On 1 October 2012, the UK Financial Services Authority introduced new rules on reverse takeovers.1 Essentially, the new rules are intended to prevent “back door” listings of entities which would not otherwise be eligible for listing, whilst ensuring that the regime operates in a proportionate manner in light of the need to protect investors. The key implications of the new rules are outlined below.

Last year NASDAQ, NYSE and NYSE Amex introduced new rules to address similar concerns in the US.2

Definition of “reverse takeover”

For these purposes, a reverse takeover is, essentially, an acquisition by a listed company of another company or business where the assets, profits, consideration or gross capital of the target company/business are greater than that of/for the acquiring company, or an acquisition which would result in a fundamental change in the business of the acquiring company.

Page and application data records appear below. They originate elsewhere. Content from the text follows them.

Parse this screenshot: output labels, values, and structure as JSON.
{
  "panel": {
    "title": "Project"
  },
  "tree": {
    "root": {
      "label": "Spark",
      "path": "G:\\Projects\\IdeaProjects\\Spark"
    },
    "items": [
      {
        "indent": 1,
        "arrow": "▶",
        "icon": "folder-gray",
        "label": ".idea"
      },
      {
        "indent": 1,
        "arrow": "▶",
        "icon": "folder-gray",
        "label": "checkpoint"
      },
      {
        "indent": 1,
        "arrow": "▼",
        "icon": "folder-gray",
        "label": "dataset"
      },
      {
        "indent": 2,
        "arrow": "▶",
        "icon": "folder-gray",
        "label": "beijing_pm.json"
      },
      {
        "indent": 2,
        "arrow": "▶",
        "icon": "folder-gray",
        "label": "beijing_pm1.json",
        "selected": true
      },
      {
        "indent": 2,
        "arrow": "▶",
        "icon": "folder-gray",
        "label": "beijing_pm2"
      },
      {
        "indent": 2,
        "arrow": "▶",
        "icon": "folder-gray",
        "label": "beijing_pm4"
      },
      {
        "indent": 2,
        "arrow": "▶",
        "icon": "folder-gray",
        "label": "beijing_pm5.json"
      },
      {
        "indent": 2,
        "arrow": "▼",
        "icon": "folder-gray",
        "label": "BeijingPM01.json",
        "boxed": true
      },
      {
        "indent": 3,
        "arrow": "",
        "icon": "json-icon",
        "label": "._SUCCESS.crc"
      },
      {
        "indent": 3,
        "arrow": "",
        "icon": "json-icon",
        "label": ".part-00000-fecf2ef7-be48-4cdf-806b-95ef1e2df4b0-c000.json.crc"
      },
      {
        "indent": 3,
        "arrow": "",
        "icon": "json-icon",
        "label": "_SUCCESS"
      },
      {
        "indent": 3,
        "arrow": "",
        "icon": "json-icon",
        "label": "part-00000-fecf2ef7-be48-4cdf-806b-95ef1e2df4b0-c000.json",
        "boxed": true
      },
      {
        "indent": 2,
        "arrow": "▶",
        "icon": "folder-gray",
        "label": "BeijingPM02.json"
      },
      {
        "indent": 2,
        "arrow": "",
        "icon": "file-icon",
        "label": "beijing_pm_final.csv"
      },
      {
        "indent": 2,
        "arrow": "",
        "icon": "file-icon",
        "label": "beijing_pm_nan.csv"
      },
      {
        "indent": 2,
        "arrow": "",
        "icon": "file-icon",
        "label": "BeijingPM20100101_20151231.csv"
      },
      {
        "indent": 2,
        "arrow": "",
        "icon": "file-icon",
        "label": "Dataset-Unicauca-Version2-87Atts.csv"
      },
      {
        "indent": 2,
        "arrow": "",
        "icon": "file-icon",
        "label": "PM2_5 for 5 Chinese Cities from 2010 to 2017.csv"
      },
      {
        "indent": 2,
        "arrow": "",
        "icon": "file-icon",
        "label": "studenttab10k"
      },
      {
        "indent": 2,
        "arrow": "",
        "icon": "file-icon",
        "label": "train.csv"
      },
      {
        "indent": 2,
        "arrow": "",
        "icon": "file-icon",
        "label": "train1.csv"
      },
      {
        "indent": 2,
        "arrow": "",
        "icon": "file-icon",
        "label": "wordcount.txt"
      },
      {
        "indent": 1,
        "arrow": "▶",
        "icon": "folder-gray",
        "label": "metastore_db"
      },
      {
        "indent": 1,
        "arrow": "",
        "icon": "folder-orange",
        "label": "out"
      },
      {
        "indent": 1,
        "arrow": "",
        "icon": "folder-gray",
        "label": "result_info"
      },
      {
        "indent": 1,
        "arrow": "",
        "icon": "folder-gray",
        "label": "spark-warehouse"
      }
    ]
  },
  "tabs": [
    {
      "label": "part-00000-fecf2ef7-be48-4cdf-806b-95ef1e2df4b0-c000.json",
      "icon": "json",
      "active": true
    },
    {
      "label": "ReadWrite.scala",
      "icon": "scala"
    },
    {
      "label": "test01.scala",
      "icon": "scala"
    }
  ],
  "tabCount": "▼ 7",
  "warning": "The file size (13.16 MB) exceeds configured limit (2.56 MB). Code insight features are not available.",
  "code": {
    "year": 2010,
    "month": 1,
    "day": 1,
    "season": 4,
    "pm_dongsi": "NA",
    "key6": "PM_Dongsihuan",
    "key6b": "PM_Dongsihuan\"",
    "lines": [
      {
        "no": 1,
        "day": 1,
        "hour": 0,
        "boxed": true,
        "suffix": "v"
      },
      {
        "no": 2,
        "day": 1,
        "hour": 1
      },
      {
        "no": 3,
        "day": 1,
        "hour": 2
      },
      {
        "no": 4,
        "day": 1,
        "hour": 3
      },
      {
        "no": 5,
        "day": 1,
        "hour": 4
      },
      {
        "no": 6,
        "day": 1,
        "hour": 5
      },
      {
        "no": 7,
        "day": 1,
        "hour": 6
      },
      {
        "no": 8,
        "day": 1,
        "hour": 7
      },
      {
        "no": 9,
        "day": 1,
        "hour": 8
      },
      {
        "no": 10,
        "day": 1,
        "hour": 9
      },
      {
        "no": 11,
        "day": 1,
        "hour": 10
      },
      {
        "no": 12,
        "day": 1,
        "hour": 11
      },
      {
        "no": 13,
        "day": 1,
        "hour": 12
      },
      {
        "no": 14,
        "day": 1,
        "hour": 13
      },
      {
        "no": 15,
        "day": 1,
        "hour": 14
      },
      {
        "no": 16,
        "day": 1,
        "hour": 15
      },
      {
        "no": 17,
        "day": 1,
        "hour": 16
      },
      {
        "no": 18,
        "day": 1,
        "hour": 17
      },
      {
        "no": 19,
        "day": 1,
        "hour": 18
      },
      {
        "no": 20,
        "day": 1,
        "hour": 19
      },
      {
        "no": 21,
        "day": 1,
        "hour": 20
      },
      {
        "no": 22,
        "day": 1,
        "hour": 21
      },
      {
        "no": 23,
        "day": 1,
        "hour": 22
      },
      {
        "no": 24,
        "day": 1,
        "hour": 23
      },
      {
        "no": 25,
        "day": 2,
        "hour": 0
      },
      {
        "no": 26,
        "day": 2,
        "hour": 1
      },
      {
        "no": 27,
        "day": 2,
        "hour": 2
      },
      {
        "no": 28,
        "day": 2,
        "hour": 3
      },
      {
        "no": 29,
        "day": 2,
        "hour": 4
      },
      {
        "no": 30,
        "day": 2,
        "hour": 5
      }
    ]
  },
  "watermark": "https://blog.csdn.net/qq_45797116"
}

When a listed company completes a reverse takeover, the FSA will normally cancel the listing of its shares or other securities, and the company will be required to re-apply for listing. To do so, it will need to prepare a prospectus and to satisfy the relevant eligibility requirements. The latter are essentially the same as on a new listing.

Previously, an acquisition by a UK listed company of another UK listed company was not treated as a reverse takeover. The new rules clarify that companies that have a standard, as opposed to a premium, listing will be subject to the reverse takeover rules. This will prevent a standard listed company from obtaining a “back door” premium listing by effecting a reverse takeover of a premium listed company (which are subject to more onerous eligibility requirements).


Under the old rules, the listing of the acquiring company’s shares would have been suspended on announcement of a reverse takeover unless the FSA was satisfied that sufficient information about the transaction, including about the target, was available to investors. The new rules clarify the circumstances in which the FSA will be likely to accept that sufficient information is available for this purpose. Critically, this includes where the target’s shares or securities are listed:

  • on another EU regulated market (e.g., Euronext), if the target issues an announcement confirming that it has complied with the disclosure requirements applicable to that market and provides information on where the relevant information can be obtained; or
  • on another investment exchange or trading platform, if:
    • the target (or, in the case of a company with a premium listing, its sponsor) confirms to the FSA that the disclosure requirements, in relation to financial information and inside information of the relevant exchange/platform, are materially similar to the disclosure requirements applicable to UK listed companies; and
    • the target issues an announcement confirming that it has complied with the disclosure requirements applicable to that exchange/platform and provides information on where the relevant information can be obtained.

It should be noted that the confirmation requirement has been introduced in place of a list of “acceptable” markets, which some market participants had lobbied for. It is potentially helpful for US/UK transactions.

Under the new rules, where the target is not listed or where this confirmation cannot be given, a suspension will still not be required if the listed company issues an announcement containing, among other things:

  • certain prescribed historical financial information in relation to the target (including profit and loss, balance sheet and cashflow);
  • a description of the target, including key non-financial operating or performance measures appropriate to its business;
  • a declaration by its directors that the announcement contains sufficient information about the business to be acquired to provide a properly informed basis for assessing its financial position; and
  • a statement that it has made sufficient arrangements to ensure that it is able to keep the market informed without delay of any developments in relation to the target company that it would be required to announce (under the FSA Disclosure and Transparency Rules), if the target were already part of the enlarged group.

In those circumstances, where the company has a premium listing, its sponsor must also confirm to the FSA that, in its opinion, it is reasonable for the listed company to give that declaration and statement.

Where the target has a premium listing, it must appoint a sponsor in relation to the reverse takeover, and its sponsor is required to discuss with the FSA whether a suspension is required.